▶ _SOURCE RECORDS_
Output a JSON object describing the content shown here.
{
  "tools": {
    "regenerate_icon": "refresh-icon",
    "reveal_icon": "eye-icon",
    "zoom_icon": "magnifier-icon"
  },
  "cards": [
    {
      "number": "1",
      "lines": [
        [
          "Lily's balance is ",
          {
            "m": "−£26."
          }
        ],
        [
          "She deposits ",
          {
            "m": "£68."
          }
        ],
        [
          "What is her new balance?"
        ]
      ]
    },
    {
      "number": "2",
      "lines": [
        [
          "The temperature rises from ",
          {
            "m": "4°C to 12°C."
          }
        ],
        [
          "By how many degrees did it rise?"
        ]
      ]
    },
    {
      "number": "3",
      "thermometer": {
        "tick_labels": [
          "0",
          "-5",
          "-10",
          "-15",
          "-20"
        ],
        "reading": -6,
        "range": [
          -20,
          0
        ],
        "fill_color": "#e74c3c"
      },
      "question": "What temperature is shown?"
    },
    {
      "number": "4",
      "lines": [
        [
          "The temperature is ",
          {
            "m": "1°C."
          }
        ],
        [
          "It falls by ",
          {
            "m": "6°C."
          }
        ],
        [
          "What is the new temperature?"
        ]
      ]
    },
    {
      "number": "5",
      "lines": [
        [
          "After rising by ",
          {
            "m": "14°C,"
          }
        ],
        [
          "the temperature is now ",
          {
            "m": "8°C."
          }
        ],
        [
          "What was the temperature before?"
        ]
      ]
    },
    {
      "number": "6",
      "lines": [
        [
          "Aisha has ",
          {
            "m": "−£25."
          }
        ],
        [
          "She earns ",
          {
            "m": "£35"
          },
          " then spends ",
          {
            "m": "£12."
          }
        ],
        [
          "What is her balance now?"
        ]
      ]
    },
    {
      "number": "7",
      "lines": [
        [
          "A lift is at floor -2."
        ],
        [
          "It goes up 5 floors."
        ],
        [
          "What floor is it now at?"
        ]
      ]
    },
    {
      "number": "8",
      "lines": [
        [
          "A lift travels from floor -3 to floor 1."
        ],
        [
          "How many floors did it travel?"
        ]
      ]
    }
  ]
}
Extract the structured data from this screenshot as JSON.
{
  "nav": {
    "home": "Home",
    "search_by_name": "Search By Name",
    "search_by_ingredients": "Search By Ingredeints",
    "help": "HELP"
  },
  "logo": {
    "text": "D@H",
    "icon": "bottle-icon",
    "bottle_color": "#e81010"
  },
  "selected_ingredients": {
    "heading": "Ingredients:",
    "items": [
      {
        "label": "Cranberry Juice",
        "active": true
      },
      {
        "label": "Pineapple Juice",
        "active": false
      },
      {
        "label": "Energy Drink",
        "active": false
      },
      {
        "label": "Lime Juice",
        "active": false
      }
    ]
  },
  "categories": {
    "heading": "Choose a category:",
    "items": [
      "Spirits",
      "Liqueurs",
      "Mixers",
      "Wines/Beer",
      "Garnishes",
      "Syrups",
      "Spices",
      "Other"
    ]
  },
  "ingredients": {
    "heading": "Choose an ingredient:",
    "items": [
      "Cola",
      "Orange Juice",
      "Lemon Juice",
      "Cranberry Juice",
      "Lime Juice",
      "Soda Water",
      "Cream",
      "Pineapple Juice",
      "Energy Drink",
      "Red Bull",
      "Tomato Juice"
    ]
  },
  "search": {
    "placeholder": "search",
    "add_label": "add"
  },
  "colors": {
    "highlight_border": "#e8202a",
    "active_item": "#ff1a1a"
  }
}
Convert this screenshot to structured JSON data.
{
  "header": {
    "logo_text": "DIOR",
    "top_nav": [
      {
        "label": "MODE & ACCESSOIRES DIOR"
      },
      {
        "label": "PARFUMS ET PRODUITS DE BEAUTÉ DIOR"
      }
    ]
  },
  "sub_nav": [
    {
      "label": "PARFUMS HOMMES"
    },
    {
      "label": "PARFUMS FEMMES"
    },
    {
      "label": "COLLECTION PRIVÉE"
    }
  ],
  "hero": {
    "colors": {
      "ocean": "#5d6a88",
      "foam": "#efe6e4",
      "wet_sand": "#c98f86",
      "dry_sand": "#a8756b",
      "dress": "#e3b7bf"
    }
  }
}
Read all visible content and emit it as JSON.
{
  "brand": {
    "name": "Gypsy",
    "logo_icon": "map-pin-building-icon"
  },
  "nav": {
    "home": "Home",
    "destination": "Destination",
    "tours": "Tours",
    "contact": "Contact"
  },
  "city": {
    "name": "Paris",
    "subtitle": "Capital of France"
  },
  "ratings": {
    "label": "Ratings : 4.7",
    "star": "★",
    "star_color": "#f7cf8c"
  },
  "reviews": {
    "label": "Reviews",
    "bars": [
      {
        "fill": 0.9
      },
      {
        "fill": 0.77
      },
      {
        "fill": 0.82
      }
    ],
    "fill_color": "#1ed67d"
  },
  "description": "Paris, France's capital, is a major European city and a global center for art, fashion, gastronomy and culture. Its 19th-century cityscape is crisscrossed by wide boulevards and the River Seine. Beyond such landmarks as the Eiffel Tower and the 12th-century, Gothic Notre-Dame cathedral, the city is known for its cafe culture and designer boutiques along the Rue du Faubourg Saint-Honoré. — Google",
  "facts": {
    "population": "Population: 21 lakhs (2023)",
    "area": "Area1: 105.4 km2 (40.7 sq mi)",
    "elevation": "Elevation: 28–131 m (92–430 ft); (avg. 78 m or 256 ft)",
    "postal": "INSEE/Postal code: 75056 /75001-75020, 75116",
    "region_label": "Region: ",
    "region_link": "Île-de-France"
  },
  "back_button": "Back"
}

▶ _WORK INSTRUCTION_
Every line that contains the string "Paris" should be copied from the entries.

▶ _FINAL ANSWER_
    "name": "Paris",
  "description": "Paris, France's capital, is a major European city and a global center for art, fashion, gastronomy and culture. Its 19th-century cityscape is crisscrossed by wide boulevards and the River Seine. Beyond such landmarks as the Eiffel Tower and the 12th-century, Gothic Notre-Dame cathedral, the city is known for its cafe culture and designer boutiques along the Rue du Faubourg Saint-Honoré. — Google",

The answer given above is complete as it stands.